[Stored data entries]

==*==

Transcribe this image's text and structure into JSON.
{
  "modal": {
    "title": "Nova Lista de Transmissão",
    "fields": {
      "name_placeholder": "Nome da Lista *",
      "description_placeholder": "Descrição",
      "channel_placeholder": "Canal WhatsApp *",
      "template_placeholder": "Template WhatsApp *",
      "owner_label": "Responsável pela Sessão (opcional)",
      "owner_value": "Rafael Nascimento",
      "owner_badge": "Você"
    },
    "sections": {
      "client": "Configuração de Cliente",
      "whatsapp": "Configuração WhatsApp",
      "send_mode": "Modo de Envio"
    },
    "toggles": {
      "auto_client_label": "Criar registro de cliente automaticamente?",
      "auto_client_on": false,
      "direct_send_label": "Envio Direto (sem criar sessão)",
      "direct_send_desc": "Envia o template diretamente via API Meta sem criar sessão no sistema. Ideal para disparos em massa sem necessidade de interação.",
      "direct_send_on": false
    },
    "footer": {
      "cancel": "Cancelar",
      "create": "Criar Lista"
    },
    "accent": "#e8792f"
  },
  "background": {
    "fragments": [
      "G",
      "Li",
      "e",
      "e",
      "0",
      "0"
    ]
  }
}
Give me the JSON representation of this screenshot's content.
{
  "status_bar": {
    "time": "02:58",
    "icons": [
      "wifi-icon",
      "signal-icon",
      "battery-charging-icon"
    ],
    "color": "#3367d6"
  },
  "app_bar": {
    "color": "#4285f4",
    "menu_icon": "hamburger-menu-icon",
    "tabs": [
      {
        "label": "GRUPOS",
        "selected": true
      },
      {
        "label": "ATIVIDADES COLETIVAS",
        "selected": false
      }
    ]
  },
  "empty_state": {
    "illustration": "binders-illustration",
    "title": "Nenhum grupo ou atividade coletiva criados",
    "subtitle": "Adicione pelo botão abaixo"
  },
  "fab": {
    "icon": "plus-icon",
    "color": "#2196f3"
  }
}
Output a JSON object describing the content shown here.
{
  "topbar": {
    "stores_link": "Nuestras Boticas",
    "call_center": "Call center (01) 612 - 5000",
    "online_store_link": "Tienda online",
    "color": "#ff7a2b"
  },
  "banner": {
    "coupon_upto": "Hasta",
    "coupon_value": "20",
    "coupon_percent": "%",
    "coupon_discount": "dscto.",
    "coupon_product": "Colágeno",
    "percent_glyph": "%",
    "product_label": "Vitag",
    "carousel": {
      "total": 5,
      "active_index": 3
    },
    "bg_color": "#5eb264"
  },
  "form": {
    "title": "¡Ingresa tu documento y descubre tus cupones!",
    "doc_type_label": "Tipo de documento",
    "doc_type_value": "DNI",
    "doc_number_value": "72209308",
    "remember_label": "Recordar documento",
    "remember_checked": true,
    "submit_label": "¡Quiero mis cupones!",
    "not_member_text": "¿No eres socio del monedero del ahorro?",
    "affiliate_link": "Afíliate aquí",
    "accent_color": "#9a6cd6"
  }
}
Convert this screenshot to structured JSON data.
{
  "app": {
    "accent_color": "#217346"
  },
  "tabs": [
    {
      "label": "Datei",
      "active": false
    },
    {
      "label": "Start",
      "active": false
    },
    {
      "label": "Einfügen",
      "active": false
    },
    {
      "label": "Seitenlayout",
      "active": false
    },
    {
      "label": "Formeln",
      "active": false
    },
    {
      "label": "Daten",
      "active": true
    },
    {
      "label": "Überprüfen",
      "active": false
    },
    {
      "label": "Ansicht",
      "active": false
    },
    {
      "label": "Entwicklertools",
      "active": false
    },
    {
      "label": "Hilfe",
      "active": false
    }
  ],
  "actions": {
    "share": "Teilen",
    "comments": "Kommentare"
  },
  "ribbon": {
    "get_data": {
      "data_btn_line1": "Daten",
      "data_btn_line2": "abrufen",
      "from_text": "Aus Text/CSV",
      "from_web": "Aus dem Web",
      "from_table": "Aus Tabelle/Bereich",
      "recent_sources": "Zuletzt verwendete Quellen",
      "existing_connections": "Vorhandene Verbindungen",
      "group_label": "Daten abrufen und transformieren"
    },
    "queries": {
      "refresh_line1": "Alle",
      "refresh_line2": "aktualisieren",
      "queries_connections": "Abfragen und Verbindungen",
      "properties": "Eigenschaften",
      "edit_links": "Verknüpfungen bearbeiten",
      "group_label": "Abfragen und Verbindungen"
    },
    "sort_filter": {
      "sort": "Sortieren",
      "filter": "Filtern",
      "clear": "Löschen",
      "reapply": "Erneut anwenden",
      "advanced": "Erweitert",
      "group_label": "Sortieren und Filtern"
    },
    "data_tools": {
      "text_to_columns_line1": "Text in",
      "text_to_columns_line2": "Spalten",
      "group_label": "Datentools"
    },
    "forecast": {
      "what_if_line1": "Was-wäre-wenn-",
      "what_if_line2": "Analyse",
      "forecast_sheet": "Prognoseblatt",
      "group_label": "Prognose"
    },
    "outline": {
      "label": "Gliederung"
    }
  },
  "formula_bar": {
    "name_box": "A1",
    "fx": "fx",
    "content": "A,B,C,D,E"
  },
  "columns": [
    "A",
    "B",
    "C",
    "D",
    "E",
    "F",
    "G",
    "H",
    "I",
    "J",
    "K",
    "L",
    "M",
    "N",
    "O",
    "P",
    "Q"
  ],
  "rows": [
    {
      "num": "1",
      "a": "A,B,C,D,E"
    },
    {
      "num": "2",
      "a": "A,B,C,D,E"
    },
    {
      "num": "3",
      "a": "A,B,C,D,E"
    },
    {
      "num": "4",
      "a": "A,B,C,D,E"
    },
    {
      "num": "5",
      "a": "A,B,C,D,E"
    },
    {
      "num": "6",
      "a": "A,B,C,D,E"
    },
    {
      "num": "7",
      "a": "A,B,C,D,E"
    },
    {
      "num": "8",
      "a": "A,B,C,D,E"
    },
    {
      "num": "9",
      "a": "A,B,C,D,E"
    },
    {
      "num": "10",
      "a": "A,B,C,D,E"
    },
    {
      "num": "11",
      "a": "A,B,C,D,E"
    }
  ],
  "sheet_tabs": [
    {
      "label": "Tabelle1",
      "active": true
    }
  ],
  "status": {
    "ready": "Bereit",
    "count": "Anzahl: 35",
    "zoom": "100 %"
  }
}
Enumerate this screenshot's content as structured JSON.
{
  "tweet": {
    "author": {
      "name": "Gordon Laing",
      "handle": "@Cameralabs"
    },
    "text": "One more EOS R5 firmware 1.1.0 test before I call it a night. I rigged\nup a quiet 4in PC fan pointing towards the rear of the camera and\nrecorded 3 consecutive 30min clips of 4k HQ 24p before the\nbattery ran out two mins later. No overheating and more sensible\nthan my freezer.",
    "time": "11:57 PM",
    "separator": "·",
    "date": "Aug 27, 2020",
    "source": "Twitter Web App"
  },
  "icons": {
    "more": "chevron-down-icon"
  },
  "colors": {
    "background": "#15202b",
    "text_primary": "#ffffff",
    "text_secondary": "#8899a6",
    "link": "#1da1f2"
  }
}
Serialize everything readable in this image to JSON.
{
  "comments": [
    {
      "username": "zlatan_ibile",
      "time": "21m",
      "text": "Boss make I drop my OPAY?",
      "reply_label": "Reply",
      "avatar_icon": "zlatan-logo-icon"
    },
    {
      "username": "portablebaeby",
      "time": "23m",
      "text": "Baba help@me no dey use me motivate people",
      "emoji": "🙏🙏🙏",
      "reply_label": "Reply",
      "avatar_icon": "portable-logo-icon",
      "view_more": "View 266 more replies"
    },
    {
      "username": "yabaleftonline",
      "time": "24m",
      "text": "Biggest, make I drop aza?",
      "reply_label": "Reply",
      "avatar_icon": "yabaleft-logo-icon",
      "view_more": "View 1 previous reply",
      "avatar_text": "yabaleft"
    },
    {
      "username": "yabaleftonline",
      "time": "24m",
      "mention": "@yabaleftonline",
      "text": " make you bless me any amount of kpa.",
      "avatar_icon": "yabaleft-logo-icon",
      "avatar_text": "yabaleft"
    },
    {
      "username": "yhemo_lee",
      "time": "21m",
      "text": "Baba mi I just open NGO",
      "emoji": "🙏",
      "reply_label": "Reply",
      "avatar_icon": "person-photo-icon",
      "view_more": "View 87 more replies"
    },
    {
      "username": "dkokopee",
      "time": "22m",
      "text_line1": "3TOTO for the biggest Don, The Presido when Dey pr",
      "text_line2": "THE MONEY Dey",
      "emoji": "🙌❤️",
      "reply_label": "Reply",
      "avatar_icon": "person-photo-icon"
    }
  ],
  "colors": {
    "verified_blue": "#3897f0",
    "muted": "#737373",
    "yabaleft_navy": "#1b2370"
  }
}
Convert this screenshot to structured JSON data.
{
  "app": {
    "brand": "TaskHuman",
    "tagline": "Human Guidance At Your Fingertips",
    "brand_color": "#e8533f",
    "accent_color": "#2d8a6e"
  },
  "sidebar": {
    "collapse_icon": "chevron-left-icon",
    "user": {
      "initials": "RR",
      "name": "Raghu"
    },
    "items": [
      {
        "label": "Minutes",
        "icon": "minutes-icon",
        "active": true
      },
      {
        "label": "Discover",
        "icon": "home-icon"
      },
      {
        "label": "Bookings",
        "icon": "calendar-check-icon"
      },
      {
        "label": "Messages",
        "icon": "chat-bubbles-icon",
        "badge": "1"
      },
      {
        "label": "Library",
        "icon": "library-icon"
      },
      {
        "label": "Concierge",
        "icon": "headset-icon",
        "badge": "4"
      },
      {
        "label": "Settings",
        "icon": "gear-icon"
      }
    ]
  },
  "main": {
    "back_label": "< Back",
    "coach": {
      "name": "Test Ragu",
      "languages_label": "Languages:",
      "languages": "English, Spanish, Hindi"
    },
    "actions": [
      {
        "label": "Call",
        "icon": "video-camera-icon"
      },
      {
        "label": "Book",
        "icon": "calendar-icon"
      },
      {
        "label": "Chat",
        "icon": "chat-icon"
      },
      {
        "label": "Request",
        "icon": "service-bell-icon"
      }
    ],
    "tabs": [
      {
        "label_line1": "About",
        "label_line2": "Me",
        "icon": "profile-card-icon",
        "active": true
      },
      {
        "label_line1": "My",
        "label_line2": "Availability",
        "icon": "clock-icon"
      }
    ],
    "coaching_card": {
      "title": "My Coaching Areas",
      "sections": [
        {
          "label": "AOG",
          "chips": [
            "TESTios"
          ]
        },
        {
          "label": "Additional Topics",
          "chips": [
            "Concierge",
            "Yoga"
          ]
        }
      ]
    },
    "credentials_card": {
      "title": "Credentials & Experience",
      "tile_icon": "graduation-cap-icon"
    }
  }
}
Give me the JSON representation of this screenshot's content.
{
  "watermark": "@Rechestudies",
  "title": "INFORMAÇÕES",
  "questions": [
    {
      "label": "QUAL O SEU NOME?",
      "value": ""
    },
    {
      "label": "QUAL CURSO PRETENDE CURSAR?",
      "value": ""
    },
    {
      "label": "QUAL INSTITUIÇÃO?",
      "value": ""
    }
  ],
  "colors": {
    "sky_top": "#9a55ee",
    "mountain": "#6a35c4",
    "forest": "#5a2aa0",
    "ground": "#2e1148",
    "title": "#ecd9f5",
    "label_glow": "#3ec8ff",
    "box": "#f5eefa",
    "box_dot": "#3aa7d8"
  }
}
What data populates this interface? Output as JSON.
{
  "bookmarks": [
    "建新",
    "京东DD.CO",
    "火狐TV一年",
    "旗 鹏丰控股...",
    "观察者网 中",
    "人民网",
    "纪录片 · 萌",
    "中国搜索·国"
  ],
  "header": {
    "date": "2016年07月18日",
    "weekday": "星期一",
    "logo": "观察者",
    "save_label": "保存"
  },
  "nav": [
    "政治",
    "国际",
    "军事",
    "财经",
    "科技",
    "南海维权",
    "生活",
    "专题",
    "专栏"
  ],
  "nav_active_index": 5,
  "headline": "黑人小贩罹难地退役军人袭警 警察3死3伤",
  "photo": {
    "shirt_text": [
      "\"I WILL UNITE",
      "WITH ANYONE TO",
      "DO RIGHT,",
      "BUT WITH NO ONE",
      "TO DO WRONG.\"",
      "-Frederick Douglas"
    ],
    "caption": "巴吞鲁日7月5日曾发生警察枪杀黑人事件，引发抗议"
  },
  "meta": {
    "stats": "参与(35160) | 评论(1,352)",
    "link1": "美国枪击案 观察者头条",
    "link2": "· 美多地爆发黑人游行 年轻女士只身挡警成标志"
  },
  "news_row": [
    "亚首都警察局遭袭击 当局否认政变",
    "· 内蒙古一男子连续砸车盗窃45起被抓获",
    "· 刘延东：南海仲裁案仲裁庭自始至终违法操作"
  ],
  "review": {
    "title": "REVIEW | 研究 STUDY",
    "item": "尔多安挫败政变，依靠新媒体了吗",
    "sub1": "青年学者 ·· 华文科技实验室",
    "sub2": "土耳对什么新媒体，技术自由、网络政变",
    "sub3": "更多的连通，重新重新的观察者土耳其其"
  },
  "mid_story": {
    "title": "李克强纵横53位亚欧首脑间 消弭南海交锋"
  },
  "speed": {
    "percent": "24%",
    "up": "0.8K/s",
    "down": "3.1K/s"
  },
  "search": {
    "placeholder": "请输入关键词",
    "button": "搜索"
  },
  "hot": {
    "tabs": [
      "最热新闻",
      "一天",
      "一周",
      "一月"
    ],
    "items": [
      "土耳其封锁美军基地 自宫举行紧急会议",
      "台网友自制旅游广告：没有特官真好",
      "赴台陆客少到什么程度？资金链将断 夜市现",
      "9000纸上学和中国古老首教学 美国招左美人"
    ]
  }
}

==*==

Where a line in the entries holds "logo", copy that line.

> Expected output:
      "avatar_icon": "zlatan-logo-icon"
      "avatar_icon": "portable-logo-icon",
      "avatar_icon": "yabaleft-logo-icon",
      "avatar_icon": "yabaleft-logo-icon",
    "logo": "观察者",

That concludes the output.